Hello - looking at coasters like Anaconda or general Arrow loopers with corkscrew element makes me wonder whether or not the riders would all "fall out" if it weren't for the OTSR during the corkscrew. From outside the ride, it looks very much as if the centripetal force from the train rotation in the corkscrew wouldn't be enough to keep riders in the train-
I've been through quite a few of these elements on different occasions, and I think that my weight wasn't ALL on the harness, but on the other hand it also didn't have that "B&M" weightlessness feeling.
Am I right or wrong? *** Edited 12/6/2003 12:02:43 AM UTC by superman***
I get a very distinct floating sensation going through the corkscrews at the end of SFMM's Viper, but they are admittedly taken rather slowly after all the brakes that are along that ride. I wouldn't be surprised if someone could come out if they didn't have any restraints.
I don't know if I've ever felt like I was going to fall out of a corkscrew until I finally rode Vortex at PKI this year. I was completely out of my seat, and hanging onto the harness. Awesome.
It was my understanding, based on an old coaster article in Money magazine of all places (August, 1989), that the rider was supposed to feel 0 Gs at the apex of each corkscrew. The article included a reading from an accelerometer taken on CP's Corkscrew.
Kaldaim - I think when vertical loops reemerged in the 70's, in order to combat the failures of earlier circular loops, designers aimed to keep the Gs positive, but relatively low and constant throughout the loop.
But other than that issue, and in light of better-designed restraints, I don't think designers need to keep Gs at any specific level during inversions so long as the riders remain safe and comfortable. As you pointed out, B&M has the zero-G roll element. Their vertical loops are also designed with a much greater radius than the early Arrow vertical loops, and I have experienced some decent hang time on B&M vertical loops.
What surprises me, though, is that of the 6 coasters I've ridden with double corkscrews, I've only experienced serious hang time on Vortex's. Probably because they immediately follow the MCBR and are taken very slowly. But they were ridiculously fun, and I don't know why that design wasn't factored into all rides with double corkscrews. Even, as Tom Servo pointed out, if they need to put trims right before the element.
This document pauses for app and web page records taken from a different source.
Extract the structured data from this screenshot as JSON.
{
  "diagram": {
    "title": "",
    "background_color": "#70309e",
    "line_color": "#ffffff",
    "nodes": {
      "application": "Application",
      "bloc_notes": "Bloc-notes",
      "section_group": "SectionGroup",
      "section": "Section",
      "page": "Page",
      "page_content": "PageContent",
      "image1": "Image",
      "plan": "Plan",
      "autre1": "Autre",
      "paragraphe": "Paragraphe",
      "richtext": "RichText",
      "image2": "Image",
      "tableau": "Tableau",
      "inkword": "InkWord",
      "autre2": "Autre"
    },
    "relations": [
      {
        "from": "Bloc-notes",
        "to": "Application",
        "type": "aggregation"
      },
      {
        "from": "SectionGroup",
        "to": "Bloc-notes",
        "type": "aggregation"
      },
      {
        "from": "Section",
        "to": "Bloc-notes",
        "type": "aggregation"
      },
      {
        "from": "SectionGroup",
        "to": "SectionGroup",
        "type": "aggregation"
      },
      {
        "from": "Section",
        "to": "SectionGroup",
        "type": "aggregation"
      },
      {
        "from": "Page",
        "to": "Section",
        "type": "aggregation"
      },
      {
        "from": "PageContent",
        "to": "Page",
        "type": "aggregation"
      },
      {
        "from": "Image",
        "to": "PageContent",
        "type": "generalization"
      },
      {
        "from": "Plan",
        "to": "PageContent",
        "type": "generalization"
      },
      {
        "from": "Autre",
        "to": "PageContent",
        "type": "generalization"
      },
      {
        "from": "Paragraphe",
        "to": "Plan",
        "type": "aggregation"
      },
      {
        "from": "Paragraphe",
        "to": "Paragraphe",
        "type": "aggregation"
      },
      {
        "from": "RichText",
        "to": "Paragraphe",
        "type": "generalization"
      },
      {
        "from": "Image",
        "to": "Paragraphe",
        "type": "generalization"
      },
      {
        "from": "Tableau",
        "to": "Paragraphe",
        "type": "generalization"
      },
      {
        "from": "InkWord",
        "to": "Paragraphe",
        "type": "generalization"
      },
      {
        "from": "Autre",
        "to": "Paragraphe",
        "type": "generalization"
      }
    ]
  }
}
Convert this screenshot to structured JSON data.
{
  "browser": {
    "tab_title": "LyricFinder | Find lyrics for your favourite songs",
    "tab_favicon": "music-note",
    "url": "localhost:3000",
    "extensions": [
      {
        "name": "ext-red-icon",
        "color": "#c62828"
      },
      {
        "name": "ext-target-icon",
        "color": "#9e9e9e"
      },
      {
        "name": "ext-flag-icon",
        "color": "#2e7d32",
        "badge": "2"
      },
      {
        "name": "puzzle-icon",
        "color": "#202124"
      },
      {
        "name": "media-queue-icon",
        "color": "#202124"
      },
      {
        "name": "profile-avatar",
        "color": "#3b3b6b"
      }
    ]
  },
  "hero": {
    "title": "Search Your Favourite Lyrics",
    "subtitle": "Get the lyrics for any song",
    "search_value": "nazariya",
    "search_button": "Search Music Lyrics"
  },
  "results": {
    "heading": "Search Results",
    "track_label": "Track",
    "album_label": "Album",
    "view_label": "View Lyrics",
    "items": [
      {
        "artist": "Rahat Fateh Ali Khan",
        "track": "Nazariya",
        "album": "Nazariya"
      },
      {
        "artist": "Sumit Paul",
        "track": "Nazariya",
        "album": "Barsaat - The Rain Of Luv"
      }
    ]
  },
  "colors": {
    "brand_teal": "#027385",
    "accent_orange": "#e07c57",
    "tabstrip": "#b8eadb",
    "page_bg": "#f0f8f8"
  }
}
The best Arrow corkscrews I've found are on PGA's Demon. Completely weightless at the apex and they are taken pretty quick. It isn't hangtime, it's a weightless airtime feeling. Completely awesome and pretty smooth.
Chitown - I had completely forgotten about Shockwave's boomerang... as a younger and smaller lad, I remember once falling into the harness entering the boomerang, and returning to my seat in a much different position during the pullout. Somehow, though, that didn't seem as fun back then.
I think "camelback twist" is the terminology used for sit-down rides, but it's the same thing as an inverted zero-G roll. The inverted zero-G roll just looks different because the track traces the inside of the element, instead of the outside. If you were to trace the line that the feet of the riders make during an inverted zero-G roll, it would more closely resemble a "camelback." "Heartline twist" is also another term used for the inverted zero-G roll.
They look very different to me. The "camelback zero-G roll" (or whateveer they call it now)is the element on the sit-down Beemers like Kumba. It's shaped like a camel back hill but twists at the apex. The inverted coasters have a "heartline spin" (or heartline roll or whatever they call it now). This element is a flat (but twisted of course) section of track. It usually comes in the form of a hill with a flat section at the top, so it's shaped kind of like a trapezoid like this: /^^^\ The Kumba element is more like a triangle like this: /\ To make things even more confusing, I think B&M calls their corcscrews flat spins. To me, a flat spin sounds like a heartline roll.
I wish there were more of the camelback rolls and heartline rolls. They're way more interesting than cobra rolls and corcscrews in my opinion.
Matt - inverted zero-G rolls look different because of where the track is with respect to the train. If you trace a line where the feet of an individual row of riders on PGA's Top Gun travel during the roll, it will look very similar to the more angular path of the track during Kraken's roll.
Elements on inverted rides tend to be thinner, or narrower than the elements on sit-down rides, but the rider's heartline with respect to the element will be comparable. *** Edited 12/6/2003 5:35:35 PM UTC by Olsor***
Olsor said: Elements on inverted rides tend to be thinner, or narrower than the elements on sit-down rides, but the rider's heartline with respect to the element will be comparable. *** Edited 12/6/2003 5:35:35 PM UTC by Olsor***
So... is it fair to say that with a similar heartline path, inverted coasters are cheaper? (less steel required)
The original corkscrew was designed so that you would feel positive Gs throughout (Source: Roller Coasters, Flumes, and Flying Saucers. Very good book about Arrow). Unfortunately either that design was changed or trims on rides have made them moments of airtime.